Configure Microsoft Active Directory for secure LDAPS communication

Use certificate pairs to enable Microsoft Active Directory (AD) LDAPS communications.

Note: These procedures were designed and tested using Windows 2003 R2 Standard Edition and work with all versions of Windows 2003.

Secure LDAP (LDAPS) communication is similar to SSL (HTTPS) communication in that both encrypt the data between servers and clients. To accomplish this, the server and clients share common information by using certificate pairs. The server holds the private key certificate and the clients hold the public key certificate. These certificates are required to enable Microsoft Active Directory (AD) LDAPS communications.

To configure LDAPS for Active Directory you must:
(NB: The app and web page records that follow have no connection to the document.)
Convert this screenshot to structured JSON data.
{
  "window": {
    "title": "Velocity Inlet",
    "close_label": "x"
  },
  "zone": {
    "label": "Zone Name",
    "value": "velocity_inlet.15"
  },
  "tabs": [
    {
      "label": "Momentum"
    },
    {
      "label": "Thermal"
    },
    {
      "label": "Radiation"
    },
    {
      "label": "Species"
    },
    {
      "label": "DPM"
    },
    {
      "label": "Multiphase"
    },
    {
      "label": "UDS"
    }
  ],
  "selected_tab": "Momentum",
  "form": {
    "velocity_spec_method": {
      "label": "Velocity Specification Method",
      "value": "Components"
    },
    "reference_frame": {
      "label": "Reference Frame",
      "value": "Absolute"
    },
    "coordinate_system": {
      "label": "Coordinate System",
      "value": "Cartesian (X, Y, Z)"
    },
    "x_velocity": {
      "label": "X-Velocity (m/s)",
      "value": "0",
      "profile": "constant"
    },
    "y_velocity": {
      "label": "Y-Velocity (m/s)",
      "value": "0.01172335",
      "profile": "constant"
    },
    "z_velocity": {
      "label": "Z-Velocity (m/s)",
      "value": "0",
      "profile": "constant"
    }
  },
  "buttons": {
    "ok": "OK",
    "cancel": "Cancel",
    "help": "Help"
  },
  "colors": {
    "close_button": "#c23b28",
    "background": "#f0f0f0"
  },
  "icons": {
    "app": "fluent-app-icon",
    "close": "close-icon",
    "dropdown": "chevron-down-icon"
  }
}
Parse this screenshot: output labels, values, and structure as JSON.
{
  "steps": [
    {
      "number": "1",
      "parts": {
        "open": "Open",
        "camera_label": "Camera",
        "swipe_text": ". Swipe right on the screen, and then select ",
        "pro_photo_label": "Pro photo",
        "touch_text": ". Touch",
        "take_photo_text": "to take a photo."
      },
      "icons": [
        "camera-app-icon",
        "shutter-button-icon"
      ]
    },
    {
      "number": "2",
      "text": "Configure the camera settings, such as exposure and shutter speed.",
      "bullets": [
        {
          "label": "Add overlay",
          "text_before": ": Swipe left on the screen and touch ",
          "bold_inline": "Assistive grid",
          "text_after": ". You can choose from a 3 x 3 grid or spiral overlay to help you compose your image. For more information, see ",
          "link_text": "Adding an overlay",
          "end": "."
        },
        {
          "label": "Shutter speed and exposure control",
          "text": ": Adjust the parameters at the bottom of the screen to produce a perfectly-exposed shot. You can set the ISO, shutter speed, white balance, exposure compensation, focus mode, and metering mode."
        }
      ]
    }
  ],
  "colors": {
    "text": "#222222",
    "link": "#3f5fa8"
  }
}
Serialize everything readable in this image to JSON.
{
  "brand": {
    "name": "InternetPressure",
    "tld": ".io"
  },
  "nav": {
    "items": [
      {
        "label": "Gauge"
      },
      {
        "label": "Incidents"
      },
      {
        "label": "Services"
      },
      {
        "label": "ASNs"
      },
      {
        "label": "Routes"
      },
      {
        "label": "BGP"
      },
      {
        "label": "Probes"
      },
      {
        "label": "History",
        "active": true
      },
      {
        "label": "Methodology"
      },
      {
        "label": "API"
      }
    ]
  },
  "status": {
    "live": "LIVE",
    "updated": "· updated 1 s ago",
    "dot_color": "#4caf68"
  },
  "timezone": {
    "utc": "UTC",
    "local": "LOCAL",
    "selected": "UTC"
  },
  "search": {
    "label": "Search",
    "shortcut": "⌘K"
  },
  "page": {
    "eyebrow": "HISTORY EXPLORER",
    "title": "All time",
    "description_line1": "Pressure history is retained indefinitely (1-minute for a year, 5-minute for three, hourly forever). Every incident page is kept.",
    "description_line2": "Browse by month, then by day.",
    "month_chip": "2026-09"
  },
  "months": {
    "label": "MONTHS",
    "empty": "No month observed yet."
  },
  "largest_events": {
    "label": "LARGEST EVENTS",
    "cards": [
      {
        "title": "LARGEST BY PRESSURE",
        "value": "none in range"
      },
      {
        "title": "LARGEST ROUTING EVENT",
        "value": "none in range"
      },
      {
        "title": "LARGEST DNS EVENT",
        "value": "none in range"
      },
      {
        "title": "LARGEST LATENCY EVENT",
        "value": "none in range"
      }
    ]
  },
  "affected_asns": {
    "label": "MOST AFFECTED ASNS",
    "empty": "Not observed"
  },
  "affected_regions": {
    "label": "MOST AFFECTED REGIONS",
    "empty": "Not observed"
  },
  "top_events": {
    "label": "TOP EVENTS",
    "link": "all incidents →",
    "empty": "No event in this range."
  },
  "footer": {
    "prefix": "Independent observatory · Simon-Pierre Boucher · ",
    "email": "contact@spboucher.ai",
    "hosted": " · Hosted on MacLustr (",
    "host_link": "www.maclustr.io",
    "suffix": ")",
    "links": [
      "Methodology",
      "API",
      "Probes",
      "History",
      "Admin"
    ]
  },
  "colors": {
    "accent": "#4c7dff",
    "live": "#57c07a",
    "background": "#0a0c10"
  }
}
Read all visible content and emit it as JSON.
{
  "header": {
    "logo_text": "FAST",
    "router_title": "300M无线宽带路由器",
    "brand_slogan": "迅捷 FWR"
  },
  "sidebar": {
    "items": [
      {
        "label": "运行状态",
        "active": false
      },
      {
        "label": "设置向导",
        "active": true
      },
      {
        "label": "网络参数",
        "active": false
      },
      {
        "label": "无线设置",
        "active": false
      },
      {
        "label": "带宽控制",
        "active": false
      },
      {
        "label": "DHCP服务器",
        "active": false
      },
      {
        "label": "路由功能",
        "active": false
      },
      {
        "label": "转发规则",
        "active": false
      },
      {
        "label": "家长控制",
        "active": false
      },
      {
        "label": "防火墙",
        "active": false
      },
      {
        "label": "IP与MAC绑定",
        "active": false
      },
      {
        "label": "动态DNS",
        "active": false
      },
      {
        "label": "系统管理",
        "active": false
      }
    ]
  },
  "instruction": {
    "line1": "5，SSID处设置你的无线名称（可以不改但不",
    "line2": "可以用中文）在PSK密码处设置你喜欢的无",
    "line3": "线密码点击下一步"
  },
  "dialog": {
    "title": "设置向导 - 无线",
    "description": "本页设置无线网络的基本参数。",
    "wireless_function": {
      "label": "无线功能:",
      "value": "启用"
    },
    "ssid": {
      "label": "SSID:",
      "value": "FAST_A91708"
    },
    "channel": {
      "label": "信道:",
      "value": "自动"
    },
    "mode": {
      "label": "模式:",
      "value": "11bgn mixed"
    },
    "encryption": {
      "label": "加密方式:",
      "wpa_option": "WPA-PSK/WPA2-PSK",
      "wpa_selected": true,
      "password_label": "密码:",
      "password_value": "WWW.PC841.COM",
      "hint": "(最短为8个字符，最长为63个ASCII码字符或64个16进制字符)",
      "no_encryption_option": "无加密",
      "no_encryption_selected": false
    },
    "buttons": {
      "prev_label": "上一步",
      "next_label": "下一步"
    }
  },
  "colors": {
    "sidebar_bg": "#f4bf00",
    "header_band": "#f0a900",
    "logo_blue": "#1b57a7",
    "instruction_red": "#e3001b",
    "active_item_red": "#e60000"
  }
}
  • Ensure that the Active Directory domain is set up and that the instance is able to connect to the Active Directory server through the firewall.
  • Verify that there is a Certificate Authority (CA) that can issue a certificate for the domain controller (DC). If you don't already have a CA infrastructure there are two options.
    • Setup a stand-alone CA to issue the certificate
    • Request a third party certificate
  • If you already have a CA in place, you can generate a certificate from an internal CA.

All certificates have a defined expiration date which can be viewed in the certificate properties. If the certificate expires, all LDAPS traffic fails, and your users can no longer log into the instance. To resolve this, a new certificate must be issued and installed on your instance.

The default expiration for Microsoft CA certificates is one year. External CA certificates are usually purchased in one year increments. Note when your certificate expires, or use the application's Expiration Notification function (located in System LDAP > Certificates). Ensure that you have a new certificate ready before the old one expires. This gives you time to install and test the new certificate before the old one expires.